I have the best view from my office. True, my back is turned to it most of the time, where I sit facing a wall, planted like a slug with eyes fixated on a screen while my fingers frantically adjust imaginary words and pictures. But on rare (increasingly more rare) occasions, I stand up and walk to the window, where my second-story workplace looks over Gastineau Channel. In the summer, the salmon return to the hatchery across the street. Their smooth bodies churn up the shallow water, a roiling silver mass of gulping mouths and leaping tails. People line the shoreline with fishing poles — snaggers — plucking the fish out of the chaos in fantastic leaps and fights. Sea lions come too, and every once in a great while, orca whales, plying the narrow channel between two civilized towns. In the fall, I watch ribbons of fog caress the mountains, flowing like silk down a thick carpet of spruce trees. Snow creeps lower until it touches sea water, and then I know it is winter. During long stretches of cold, the channel sometimes freezes over. Tiny ice-breaking tug boats guide massive barges through the cracked white surface. The sun arcs low behind Douglas Island, casting the building in near-continuous shadow. Slowly, the sun climbs higher, reaching farther to the north, and then I know it is spring. Snow creeps back up the mountain, children run barefoot through the wet grass, and the return of the salmon is just a few short weeks away.

Wednesday, March 31. Thick clouds envelop the hillside, but there's a break in the west, a shimmer of sunlight, casting a golden glow on the water. I stand on the balcony to soak in the moist air, clogged with the earthy smells and sweet taste of new life. This view, this job, has been the one constant in my life since I first strolled into the office on Aug. 7, 2006. Since then, I've moved three times (at least three times, and that's just counting my permanent residences.) I've lost a relationship. I've watched friends come and go. I've watched co-workers come and go. I've left town myself and wondered whether I'd ever really come back. But the office was always here. It was always waiting for my return.

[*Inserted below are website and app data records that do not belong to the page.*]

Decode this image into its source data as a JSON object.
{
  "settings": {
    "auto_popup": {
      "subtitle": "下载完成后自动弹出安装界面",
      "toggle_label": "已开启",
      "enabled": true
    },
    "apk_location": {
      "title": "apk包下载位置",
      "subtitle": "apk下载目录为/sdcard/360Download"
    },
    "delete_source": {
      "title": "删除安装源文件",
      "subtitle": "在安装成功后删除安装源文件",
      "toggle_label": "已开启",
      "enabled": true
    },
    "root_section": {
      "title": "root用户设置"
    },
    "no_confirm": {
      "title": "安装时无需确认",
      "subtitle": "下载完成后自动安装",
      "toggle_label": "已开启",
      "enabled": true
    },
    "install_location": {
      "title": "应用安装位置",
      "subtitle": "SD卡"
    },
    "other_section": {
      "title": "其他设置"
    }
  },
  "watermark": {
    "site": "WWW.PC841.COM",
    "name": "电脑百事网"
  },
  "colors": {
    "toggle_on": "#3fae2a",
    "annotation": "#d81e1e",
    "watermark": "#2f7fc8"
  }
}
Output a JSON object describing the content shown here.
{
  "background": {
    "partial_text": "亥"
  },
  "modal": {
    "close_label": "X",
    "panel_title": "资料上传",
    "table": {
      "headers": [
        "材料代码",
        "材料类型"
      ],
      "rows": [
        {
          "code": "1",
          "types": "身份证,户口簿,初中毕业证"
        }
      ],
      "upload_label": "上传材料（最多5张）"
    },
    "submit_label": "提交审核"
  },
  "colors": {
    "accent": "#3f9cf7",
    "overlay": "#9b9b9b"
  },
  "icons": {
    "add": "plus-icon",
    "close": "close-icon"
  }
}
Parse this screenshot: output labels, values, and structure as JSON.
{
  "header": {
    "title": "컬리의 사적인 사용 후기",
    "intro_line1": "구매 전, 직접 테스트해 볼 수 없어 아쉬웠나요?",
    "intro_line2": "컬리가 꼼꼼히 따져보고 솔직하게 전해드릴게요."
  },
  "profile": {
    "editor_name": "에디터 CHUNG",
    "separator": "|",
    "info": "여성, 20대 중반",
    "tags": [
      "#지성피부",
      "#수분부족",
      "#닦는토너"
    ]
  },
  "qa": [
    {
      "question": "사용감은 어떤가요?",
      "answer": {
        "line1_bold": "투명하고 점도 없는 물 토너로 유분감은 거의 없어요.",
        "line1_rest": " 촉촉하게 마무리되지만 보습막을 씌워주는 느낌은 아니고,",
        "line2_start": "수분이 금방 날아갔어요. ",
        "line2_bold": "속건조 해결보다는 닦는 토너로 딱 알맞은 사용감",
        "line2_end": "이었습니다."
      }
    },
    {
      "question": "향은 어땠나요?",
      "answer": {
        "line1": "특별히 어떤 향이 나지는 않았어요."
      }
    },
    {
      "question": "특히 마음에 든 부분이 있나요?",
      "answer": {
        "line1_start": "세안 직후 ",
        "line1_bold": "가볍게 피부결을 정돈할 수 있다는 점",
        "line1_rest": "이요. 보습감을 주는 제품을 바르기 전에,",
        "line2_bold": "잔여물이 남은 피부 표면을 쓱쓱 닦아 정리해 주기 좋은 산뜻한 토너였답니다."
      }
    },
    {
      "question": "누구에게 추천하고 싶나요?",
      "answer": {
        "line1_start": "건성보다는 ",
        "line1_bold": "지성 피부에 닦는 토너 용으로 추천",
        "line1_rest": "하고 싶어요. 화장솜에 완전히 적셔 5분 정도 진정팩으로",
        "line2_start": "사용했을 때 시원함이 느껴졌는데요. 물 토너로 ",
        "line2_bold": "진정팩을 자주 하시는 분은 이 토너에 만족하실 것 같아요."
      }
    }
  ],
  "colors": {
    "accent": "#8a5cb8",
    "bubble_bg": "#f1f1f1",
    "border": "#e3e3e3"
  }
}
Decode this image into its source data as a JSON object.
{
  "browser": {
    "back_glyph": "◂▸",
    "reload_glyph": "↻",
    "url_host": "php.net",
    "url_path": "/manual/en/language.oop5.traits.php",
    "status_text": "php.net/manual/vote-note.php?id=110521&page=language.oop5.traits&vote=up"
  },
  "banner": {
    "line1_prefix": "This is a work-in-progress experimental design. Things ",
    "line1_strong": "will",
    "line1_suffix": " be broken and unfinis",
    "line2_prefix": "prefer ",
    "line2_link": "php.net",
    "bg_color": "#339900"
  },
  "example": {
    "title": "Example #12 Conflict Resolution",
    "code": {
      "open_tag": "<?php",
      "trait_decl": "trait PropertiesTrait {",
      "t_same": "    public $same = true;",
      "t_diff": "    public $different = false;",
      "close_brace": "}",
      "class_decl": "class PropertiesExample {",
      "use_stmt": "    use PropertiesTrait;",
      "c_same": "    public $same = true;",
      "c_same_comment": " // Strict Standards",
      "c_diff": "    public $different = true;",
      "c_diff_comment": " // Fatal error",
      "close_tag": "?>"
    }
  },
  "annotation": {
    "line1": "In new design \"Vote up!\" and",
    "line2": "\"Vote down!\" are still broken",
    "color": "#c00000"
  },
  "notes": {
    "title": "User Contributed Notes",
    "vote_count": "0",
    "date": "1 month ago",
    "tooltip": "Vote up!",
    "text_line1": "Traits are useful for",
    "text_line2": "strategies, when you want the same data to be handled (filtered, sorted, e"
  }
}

I breathe deep and realize this may be the last time I'll stand here. I feel a rush of emotion, manufactured maybe, a mixture of nostalgia and mourning for a past that will never return. I realize that once I step away from this office, I will release the last anchor in my life, the last one, and will truly become a vessel adrift at sea. There will be no ice-breaking tugs, no narrow channel to guide me home. There will only be a vast and unbroken ocean, and unlimited directions from which to travel.

Dark descends as I finish up the day's work. I clean out my desk, extracting little trinkets I haven't thought about in three and a half years. There's the hand-drawn sign my co-workers made me when I returned from the Great Divide last summer. There's the glass award I received from the Society of Professional Journalists for best news page design. There's the emergency Power Bar that is at least three years old. I stuff them all in a plastic bag. The office is strangely still, quiet. As usual, I am the last one to leave. The goodbyes have been said. The newspaper has been put to bed. I do what I've done most every Wednesday night for the past three and a half years — I turn out the lights, descend a flight of stairs, and step into the cool night.